BRUSSELS, May 24, 2010 (RISI) -PPI was recently invited to visit Voith Paper Automation's Center of Products and Manufacturing just outside the town of Neuwied, in central Germany. The center has some history, and has been a hive of activity - specifically for the pulp and paper industry - for over 60 years, being first set up in 1949. Since then it has been through various transformations, most notably as the automation company LSC and then finally and most recently in January 2007 it became fully owned by Voith Paper Automation.

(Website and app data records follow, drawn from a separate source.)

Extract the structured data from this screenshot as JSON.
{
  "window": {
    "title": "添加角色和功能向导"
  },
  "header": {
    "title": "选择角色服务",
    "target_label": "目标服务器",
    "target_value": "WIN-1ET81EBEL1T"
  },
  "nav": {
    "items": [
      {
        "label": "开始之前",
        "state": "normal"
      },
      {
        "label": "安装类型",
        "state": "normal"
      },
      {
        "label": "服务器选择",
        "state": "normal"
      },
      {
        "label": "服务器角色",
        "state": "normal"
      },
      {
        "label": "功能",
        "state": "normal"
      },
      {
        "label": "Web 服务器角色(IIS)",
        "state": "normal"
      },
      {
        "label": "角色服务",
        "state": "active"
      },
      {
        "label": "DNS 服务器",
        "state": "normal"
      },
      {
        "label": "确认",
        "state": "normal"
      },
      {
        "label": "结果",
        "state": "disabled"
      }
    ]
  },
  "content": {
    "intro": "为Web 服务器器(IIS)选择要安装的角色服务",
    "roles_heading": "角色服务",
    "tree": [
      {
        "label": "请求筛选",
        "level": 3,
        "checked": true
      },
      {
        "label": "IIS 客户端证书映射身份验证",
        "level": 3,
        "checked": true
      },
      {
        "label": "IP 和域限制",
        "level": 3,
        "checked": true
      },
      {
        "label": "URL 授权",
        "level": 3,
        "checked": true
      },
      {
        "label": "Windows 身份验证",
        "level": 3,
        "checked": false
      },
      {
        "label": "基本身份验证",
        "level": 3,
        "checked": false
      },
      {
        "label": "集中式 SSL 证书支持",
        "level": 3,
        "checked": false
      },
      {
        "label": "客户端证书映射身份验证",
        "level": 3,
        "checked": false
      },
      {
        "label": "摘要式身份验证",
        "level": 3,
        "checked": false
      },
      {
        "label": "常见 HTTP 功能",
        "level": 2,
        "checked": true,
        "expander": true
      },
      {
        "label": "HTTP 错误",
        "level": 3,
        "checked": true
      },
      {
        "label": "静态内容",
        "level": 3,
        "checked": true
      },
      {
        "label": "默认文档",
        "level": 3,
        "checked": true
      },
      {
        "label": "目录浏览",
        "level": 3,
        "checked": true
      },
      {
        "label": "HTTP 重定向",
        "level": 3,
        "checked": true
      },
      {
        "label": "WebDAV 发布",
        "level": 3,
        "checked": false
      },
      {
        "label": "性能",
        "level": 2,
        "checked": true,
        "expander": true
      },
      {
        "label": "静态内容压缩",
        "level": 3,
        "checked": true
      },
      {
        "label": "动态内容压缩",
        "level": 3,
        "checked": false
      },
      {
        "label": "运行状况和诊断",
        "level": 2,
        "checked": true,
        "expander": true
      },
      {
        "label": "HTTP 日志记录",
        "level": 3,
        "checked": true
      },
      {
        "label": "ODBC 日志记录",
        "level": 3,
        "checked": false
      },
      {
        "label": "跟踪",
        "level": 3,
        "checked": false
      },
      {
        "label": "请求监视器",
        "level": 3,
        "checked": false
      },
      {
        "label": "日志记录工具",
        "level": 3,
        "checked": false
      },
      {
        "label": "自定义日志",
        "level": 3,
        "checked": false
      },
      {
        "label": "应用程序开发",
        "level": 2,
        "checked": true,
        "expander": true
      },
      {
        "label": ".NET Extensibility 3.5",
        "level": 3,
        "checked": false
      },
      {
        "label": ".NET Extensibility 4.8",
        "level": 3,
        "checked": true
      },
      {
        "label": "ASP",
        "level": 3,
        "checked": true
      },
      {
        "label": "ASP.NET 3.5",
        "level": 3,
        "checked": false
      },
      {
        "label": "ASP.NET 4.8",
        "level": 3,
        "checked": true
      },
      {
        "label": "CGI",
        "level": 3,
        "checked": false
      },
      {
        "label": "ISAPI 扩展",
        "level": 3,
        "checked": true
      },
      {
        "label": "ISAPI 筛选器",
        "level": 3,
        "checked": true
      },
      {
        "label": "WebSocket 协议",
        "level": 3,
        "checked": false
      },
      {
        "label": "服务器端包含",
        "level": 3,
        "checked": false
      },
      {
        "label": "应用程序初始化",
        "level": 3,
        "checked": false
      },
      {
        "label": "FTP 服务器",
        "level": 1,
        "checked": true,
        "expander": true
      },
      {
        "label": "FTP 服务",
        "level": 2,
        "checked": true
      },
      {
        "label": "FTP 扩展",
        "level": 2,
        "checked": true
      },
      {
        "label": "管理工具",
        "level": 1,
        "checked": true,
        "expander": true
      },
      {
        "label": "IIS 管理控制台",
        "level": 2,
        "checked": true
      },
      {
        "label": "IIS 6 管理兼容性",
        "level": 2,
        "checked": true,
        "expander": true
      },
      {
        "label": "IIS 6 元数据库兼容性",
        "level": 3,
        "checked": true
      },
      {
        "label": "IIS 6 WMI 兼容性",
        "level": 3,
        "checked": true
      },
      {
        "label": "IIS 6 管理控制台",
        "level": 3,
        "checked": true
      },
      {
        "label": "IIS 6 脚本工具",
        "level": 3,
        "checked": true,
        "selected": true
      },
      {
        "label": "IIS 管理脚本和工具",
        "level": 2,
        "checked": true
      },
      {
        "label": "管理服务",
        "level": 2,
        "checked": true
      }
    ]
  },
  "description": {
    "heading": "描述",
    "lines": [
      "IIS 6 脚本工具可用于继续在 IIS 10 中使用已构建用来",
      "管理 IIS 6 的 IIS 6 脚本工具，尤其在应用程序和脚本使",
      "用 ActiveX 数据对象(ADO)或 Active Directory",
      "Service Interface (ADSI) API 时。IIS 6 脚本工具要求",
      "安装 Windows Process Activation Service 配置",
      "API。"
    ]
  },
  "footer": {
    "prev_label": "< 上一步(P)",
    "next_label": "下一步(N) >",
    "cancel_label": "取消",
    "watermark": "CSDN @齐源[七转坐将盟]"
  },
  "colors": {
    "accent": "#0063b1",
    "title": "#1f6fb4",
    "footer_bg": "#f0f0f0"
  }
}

Since its inception in 2002, the automation sector of Voith's business has shown rapid growth. It now has a workforce of 460, worldwide sales of over Euro 140 million, and the company says that even during the financial crisis the results were satisfying. Voith puts this success down to being focussed solely on the pulp and paper industry, as well as being attached to the Voith Paper brand, one of undisputed leaders in the supply of some of the world's largest and fastest paper machines.
As we started out on the factory tour during my visit, a clear illustration of just what the company produces was there in giant form right in front of us in the "staging area", which is also where final assembly and finishing takes place. During PPI's visit, the frames for some of the 10 biggest sensor frames to be produced were being prepped for delivery to APP Hainan Island where Voith is installing the world's largest paper machine. The frames themselves have a width of 14.5 meters for a machine width of 11.8 meters, containing up to 10 different measuring sensors.
And this throws up the subject of just what goes on at Neuwied; it is not the size of the sensor frames that is so impressive, rather, what is contained in them. The company supplies sensors and high tech measuring equipment that allows a papermaker to ensure that maximum quality is achieved running at the fastest speeds possible - consistently.
Richard Windheuser is the very busy man that heads up the operation here. He even wears two professional hats, one as managing director of the Center of Products, Quality Control Systems (QCS) and the other as sales director for Automation Global. Windheuser explains what happens at Neuwied: "Everything here is centered around the development and manufacturing of sensors, which has become arguably the most important part of the papermaking process."
The one thing that strikes a visitor to such an important area of supply to the industry is the small number of people here. In fact the Neuwied plant has only around 60 employees. Windheuser says: "The people we have working here are committed to the core area of expertise, sensor development. We have experts in R&D, development, production, testing and staging, and then service. All areas are optimised and we have outsourced everything which is not central to our expertise, for instance fabrication and final assembly. We concentrate on what we are best at, which also of course makes us highly competitive as we outsource only when we need to."
Richard Windheuser, a very busy man at Voith Paper Automation
A clear focus on the lowest total cost of ownership
If the research, development and manufacturing focus at Neuwied is firmly on supplying the ultimate in effective sensors for the paper machine, the overall focus is the increasing demand from customers for the lowest Total Cost of Ownership (TCO). This of course means not just the purchase price, but the running costs and the return on investment as well. In a financially challenging world, each and every investment has to be shown, and above all proved, to be worth investing in for the long term. In this same challenging environment it would be easy to simply install the least expensive solution on the market, without looking further ahead. Windheuser says: "To be able to fully exploit the potentials for reducing costs, in the selection of investment alternatives the costs as a whole should be considered over the service life of the product or system. The minimization of capital costs (of the purchase cost) is therefore not a suitable criterion for a decision. The decisive factor for the selection of a product alternative is the minimization of the total costs incurred throughout its life, the TCO. This may initially involve higher purchase costs, but over the complete period of utilization it is the more economical alternative."
Windheuser also says that in its extensive experience in the field, Voith Paper Automation is aware that a lot of customers do not know the hidden costs of their existing QCS system. "With our experience we try to help customers to get a clear overview. TCO analysis includes the cost of acquisition of a system and the operating costs over the life-time, for example costs of maintenance, modernization as well as costs due to production losses or customer complaints. Opportunity costs are economic opportunity losses that exist because the best alternative is not installed in a machine. For example: due to an outdated automation system money is lost as a consequence of a bad 2-sigma moisture profile."
Ultimately, the investment in automation on a paper machine is to allow a company to produce more quality paper, more quickly, allowing more profit. To do this, it is absolutely essential that the machine has maximum "availability", or up time. One of the focuses at Neuwied has been just that; to ensure that if there needs to be any replacement of parts, they can be quickly and easily replaced, in a lot of cases in as little as 30 seconds, and without any special tools. This has a direct effect on the TCO.